[Required work] Below are some records. Count the lines with "inline" in them and give nothing but the total.

[Recorded data]
"""
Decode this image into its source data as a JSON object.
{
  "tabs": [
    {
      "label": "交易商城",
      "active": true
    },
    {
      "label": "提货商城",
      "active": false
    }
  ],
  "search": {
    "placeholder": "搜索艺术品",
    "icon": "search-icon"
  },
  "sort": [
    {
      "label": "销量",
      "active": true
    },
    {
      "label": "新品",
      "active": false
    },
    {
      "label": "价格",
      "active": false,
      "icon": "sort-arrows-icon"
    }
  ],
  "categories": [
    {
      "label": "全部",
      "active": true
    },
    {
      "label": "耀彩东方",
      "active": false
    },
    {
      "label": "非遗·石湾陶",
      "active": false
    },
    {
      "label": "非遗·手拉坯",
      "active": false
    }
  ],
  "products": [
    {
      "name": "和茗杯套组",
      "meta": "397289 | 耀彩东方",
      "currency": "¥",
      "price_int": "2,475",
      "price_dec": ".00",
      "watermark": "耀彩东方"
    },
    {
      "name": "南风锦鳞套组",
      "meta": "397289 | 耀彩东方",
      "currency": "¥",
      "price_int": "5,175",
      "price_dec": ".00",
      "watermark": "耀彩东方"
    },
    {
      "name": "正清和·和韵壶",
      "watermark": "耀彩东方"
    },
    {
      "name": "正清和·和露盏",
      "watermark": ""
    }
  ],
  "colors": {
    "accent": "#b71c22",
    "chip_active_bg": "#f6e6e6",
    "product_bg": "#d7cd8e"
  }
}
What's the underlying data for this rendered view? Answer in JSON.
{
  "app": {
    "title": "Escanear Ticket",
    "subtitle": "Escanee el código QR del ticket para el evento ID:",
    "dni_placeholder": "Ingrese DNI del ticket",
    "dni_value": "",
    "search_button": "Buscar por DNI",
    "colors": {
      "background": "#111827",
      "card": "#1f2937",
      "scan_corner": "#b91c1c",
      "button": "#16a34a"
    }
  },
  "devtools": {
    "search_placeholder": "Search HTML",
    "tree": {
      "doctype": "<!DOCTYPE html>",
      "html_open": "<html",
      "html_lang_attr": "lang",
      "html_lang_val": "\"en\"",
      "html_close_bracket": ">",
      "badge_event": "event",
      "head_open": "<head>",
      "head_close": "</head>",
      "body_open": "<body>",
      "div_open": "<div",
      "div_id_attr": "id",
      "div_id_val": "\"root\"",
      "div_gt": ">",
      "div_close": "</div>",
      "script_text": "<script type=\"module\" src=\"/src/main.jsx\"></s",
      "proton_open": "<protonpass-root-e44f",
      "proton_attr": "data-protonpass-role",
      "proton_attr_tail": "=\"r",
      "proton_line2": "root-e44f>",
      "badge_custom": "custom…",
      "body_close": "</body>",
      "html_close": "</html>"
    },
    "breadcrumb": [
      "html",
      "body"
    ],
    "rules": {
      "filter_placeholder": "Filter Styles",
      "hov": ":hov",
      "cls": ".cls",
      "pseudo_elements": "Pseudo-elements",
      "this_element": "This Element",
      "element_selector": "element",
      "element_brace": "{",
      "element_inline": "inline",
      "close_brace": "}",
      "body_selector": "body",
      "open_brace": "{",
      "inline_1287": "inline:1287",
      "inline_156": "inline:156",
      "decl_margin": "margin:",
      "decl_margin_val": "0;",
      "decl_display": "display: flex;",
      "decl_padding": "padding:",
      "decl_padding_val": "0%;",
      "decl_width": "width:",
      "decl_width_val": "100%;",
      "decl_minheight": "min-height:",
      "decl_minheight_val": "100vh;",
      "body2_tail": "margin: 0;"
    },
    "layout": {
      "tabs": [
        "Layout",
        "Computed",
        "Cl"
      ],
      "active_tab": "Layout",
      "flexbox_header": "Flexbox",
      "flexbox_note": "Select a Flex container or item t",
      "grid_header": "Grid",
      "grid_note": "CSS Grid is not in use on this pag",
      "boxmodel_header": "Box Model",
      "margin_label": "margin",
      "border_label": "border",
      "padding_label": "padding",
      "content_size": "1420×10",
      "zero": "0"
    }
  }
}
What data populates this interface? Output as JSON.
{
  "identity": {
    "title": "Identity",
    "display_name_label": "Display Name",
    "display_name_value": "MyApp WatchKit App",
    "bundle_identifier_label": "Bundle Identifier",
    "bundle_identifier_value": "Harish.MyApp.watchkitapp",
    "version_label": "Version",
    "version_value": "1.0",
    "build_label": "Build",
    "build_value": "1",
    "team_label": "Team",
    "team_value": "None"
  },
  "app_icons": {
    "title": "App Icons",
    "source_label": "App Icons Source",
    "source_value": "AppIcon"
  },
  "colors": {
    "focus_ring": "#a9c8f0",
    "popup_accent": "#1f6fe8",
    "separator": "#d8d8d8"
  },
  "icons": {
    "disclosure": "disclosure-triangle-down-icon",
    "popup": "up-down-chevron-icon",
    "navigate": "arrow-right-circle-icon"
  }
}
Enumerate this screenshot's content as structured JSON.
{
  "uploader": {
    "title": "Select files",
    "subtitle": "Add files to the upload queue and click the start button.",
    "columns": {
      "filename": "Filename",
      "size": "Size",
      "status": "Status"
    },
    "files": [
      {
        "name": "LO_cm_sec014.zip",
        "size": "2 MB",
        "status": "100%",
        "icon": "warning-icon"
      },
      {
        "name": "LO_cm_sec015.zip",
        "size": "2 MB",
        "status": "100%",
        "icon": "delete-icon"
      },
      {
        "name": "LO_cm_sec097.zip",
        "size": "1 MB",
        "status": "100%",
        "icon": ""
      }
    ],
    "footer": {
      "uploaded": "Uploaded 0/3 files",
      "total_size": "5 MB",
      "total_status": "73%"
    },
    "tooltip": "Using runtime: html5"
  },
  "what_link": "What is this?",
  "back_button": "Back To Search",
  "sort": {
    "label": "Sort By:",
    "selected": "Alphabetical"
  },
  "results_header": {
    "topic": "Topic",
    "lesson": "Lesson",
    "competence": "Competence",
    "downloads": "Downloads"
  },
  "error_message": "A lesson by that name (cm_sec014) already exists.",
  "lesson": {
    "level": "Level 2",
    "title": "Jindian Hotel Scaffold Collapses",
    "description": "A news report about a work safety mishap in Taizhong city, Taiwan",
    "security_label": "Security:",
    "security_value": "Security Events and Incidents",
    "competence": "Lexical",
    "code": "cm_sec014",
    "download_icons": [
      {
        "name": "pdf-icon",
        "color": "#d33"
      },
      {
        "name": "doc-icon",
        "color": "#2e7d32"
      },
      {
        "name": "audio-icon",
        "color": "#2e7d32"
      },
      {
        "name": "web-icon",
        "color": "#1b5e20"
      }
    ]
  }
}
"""
[Your solution] 3